[Component data from apps and pages]
*** Begin section ***
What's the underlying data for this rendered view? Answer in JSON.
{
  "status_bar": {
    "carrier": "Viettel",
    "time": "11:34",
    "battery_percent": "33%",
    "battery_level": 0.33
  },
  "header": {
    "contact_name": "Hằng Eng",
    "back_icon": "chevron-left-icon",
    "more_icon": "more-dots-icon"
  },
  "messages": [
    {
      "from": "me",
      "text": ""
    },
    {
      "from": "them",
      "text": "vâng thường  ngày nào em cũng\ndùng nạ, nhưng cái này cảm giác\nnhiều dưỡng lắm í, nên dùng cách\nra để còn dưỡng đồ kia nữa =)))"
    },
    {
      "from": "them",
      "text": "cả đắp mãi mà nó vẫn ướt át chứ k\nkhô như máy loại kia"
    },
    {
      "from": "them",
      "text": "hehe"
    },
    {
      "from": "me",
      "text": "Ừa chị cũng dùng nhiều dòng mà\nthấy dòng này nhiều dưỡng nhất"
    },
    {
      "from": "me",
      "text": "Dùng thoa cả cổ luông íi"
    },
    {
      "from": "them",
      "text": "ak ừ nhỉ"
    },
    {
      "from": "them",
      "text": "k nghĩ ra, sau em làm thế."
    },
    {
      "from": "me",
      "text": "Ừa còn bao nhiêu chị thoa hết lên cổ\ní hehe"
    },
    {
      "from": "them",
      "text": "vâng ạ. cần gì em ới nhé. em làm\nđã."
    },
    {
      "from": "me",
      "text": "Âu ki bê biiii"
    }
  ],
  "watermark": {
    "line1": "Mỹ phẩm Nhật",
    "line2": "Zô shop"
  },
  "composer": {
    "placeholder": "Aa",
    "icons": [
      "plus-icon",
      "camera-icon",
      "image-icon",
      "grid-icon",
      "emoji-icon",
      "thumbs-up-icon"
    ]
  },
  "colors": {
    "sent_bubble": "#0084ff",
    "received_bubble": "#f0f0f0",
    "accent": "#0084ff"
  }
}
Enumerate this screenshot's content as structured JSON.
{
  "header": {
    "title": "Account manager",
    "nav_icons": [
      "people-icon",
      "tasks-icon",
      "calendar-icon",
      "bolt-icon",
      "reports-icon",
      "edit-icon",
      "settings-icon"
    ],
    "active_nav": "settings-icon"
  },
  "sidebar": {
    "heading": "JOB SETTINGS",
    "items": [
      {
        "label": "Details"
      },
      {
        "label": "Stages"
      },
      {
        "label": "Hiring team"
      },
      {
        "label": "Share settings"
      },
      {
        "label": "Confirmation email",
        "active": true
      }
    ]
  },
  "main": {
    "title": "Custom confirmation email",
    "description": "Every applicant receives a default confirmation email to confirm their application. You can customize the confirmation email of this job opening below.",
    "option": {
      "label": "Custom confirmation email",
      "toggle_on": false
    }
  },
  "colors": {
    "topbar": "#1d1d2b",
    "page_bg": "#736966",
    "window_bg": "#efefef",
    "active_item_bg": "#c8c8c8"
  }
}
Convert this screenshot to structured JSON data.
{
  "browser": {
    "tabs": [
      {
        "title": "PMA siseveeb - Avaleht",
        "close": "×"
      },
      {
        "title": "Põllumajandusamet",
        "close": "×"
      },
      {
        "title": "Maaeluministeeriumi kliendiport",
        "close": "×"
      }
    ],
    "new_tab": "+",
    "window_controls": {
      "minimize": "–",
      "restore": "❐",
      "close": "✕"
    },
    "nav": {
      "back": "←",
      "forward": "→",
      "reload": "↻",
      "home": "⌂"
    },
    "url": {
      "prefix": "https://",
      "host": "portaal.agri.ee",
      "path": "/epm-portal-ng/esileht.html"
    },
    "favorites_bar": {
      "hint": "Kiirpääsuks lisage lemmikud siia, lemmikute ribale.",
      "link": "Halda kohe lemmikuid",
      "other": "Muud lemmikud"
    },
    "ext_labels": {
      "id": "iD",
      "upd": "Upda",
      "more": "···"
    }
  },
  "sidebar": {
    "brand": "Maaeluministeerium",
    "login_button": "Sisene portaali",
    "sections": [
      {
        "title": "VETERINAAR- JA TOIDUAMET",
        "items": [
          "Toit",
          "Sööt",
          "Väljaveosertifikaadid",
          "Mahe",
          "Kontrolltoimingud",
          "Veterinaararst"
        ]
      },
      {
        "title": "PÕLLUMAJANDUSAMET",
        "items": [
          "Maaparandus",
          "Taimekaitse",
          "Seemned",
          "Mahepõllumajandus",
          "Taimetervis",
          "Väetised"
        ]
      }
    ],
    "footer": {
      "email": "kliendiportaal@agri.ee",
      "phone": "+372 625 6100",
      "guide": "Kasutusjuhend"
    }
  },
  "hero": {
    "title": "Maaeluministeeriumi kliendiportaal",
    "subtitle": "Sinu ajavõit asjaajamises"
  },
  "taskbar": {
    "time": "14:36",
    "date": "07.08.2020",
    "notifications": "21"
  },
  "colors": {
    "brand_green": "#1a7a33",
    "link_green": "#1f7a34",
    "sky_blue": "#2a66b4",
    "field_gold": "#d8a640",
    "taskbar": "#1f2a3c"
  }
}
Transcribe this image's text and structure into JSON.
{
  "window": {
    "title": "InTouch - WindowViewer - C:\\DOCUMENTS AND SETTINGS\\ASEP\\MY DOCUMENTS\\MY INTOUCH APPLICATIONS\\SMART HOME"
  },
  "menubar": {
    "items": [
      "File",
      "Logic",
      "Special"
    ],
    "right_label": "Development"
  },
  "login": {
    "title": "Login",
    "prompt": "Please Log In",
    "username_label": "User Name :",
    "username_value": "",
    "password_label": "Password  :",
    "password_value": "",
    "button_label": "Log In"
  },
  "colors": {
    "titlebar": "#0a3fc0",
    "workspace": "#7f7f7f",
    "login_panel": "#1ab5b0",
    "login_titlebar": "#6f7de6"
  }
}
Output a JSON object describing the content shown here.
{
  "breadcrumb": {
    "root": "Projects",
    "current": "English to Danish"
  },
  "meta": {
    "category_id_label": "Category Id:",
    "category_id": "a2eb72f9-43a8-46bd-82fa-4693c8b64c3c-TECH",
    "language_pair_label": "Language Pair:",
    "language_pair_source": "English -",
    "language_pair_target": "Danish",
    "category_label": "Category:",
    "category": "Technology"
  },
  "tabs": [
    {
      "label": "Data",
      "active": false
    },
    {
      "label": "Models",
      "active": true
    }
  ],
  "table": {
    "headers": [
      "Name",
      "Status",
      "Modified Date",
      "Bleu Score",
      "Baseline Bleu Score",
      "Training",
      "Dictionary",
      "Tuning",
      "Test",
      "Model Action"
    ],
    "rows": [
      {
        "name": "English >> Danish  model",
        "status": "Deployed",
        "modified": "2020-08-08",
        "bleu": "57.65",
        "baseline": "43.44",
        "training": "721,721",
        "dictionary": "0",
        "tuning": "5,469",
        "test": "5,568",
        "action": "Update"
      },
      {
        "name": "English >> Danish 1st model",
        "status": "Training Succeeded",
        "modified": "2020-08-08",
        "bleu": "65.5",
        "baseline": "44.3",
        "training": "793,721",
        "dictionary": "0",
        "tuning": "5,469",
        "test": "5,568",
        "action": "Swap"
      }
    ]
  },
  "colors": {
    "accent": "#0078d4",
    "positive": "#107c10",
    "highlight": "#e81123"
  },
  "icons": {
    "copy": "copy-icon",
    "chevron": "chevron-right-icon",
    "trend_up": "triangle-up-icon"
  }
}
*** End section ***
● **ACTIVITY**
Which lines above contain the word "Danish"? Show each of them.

● **ANSWER BOX**
    "current": "English to Danish"
    "language_pair_target": "Danish",
        "name": "English >> Danish  model",
        "name": "English >> Danish 1st model",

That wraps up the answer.